Data to use Block Start

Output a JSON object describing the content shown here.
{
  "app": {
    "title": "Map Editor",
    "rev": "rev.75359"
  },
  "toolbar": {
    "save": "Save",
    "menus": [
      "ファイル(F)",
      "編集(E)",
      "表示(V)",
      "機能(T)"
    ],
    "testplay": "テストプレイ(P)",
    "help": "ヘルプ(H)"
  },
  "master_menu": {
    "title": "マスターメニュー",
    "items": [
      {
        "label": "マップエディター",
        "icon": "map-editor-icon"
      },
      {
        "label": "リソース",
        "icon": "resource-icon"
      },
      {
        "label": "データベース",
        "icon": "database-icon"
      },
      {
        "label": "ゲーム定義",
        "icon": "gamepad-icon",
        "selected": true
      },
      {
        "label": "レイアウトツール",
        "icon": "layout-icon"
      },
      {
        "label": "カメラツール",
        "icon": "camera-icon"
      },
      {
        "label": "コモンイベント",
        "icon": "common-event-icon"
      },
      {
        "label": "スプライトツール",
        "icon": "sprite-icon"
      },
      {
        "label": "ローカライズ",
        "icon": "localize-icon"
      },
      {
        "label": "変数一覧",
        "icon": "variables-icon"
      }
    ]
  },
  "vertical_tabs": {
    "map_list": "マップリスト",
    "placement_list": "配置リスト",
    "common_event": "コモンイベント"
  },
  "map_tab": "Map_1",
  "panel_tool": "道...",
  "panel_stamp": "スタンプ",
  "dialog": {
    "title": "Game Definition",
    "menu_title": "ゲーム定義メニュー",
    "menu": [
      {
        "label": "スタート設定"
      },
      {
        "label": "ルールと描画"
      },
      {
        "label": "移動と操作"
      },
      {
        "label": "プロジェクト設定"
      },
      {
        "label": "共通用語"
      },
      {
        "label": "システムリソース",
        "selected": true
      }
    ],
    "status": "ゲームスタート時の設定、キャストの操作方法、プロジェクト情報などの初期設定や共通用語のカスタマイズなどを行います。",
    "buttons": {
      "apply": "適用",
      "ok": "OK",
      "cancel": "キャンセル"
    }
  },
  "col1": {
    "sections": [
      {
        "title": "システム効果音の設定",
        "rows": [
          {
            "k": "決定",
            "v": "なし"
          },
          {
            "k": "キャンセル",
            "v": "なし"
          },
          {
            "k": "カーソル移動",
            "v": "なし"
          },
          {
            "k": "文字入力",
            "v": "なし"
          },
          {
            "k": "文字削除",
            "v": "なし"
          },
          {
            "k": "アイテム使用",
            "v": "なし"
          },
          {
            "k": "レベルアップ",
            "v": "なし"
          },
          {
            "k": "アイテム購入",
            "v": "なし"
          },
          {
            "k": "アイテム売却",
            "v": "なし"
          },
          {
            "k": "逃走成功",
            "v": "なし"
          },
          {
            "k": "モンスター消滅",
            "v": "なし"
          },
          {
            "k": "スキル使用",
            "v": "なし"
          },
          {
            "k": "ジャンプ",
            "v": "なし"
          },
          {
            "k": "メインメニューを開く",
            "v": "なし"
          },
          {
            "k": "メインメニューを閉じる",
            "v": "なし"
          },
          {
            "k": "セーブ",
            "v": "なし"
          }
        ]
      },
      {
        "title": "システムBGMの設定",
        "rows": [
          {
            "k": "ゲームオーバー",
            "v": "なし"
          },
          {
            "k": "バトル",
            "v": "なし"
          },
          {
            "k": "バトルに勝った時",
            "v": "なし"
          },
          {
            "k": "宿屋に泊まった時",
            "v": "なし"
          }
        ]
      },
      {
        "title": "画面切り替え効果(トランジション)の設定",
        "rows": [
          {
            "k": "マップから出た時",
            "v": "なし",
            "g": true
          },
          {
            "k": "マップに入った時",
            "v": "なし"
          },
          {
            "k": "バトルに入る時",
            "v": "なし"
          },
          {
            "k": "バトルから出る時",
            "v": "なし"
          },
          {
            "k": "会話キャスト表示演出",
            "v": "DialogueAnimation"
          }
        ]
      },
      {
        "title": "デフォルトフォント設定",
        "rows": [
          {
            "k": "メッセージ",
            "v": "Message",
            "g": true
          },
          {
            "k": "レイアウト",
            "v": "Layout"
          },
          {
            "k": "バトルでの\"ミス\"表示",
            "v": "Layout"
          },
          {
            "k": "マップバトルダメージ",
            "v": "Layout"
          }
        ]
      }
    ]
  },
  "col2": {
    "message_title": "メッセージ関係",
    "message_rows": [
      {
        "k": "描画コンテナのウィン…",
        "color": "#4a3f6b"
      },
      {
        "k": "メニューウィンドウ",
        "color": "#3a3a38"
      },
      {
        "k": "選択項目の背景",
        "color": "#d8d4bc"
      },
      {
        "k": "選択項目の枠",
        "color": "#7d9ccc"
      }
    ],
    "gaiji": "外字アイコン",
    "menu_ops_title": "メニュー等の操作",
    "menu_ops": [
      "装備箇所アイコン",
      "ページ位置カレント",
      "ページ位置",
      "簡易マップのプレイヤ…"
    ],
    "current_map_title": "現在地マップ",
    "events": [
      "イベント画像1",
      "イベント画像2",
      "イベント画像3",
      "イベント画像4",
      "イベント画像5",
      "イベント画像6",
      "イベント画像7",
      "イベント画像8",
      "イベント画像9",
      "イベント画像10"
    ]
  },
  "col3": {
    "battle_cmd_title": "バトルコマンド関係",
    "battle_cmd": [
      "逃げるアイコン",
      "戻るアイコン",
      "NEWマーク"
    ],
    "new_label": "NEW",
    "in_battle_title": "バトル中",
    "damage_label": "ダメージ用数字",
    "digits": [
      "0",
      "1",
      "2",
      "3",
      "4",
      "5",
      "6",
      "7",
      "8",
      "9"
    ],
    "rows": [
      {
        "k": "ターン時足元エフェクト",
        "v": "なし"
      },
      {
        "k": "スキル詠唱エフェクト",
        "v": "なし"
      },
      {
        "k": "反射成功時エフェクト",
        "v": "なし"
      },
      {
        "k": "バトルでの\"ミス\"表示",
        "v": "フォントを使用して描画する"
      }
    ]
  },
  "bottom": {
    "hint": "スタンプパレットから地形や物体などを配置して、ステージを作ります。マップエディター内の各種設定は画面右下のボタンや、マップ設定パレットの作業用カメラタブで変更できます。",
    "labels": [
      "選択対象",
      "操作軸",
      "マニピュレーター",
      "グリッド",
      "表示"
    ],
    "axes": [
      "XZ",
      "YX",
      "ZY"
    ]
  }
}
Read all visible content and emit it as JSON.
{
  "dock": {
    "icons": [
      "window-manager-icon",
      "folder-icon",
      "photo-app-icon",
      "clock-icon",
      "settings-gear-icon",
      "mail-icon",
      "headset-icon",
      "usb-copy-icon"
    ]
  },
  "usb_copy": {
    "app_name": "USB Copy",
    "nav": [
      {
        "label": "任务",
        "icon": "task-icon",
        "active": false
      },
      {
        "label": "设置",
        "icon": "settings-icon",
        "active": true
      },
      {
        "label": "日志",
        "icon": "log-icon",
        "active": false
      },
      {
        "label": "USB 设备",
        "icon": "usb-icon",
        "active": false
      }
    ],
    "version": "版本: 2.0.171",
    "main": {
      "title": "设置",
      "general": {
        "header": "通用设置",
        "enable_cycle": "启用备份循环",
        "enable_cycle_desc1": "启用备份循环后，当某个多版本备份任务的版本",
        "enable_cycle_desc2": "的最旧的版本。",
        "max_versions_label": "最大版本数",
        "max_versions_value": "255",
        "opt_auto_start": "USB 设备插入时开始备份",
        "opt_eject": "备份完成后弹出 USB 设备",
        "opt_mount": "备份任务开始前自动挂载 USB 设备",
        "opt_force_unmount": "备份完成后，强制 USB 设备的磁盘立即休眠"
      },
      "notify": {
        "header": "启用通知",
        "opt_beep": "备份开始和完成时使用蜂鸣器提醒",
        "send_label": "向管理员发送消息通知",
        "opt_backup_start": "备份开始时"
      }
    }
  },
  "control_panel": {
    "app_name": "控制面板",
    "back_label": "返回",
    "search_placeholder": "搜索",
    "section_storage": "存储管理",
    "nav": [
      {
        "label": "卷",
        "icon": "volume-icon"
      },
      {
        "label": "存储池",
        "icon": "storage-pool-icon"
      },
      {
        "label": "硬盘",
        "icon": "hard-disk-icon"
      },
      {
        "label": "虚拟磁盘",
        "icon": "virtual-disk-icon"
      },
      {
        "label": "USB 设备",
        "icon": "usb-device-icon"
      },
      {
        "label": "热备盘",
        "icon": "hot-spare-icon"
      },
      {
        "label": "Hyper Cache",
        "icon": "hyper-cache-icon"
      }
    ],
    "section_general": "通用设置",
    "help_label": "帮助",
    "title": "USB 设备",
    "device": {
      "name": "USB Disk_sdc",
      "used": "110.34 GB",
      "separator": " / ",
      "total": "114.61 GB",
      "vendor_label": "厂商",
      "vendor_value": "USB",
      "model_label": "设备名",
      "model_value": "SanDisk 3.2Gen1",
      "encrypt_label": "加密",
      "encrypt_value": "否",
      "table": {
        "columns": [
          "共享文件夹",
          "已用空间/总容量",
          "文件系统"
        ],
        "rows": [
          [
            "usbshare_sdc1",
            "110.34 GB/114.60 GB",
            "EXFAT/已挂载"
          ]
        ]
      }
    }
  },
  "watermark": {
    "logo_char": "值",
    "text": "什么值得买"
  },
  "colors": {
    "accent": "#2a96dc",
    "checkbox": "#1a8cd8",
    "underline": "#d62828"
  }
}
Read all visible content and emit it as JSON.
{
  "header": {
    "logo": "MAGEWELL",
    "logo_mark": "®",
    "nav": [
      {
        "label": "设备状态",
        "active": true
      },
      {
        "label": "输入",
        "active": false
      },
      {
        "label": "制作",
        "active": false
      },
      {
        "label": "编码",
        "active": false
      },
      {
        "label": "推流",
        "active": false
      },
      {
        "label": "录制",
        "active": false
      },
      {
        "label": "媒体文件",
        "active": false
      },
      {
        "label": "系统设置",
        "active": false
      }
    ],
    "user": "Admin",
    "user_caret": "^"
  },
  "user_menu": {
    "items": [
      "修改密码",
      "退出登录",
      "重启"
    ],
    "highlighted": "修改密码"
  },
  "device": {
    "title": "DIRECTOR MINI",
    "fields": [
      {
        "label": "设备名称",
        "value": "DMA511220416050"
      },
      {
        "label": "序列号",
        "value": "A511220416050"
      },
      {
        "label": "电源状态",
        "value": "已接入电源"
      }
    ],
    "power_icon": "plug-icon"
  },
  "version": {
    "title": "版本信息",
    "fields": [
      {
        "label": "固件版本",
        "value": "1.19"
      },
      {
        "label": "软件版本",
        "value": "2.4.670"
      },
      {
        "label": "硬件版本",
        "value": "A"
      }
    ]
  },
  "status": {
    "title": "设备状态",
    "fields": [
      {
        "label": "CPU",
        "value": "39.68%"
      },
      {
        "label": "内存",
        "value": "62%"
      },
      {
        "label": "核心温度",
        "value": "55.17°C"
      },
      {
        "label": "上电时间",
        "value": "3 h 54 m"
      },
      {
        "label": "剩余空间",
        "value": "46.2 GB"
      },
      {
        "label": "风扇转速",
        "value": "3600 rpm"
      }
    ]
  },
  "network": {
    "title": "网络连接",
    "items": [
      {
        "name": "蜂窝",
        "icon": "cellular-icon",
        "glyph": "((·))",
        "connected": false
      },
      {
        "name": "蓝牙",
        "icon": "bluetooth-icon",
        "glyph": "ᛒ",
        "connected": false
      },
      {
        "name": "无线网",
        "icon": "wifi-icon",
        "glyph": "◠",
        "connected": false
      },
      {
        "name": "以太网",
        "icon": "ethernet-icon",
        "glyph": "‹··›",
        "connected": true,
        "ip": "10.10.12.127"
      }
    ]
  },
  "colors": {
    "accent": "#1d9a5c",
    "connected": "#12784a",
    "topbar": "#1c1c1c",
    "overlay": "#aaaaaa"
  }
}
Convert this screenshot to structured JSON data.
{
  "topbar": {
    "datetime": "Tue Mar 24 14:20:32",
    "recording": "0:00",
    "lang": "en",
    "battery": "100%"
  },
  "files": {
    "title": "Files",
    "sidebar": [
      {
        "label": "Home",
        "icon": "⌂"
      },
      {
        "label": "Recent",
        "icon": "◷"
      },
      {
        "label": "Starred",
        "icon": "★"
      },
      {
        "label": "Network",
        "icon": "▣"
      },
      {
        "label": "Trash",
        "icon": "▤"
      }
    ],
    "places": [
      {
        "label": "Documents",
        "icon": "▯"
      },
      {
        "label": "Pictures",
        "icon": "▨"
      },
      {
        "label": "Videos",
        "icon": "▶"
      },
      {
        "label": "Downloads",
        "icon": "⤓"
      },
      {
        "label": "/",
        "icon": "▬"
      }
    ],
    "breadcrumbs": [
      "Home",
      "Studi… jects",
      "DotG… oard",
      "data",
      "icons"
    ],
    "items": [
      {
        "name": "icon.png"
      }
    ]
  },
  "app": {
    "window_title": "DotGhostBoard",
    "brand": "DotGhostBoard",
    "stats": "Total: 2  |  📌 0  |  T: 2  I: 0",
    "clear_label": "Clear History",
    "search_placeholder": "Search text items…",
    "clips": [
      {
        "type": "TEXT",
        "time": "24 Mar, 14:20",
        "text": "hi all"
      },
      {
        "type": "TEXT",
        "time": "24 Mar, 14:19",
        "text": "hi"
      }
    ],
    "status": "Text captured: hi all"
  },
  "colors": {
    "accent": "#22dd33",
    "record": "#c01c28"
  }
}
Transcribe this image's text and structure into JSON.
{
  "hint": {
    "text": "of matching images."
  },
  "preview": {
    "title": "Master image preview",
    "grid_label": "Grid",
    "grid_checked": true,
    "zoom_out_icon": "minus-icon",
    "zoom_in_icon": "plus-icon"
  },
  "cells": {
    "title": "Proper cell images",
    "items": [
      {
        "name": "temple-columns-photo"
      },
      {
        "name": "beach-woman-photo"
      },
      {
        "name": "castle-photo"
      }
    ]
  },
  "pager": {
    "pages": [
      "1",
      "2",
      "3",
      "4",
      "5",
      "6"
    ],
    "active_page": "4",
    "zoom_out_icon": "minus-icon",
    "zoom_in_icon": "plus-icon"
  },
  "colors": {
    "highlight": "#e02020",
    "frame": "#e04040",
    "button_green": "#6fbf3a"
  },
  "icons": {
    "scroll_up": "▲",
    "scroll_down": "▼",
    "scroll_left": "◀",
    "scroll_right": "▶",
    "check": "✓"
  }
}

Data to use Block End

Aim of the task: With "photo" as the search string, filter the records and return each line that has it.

Task answer:
      "photo-app-icon",
        "name": "temple-columns-photo"
        "name": "beach-woman-photo"
        "name": "castle-photo"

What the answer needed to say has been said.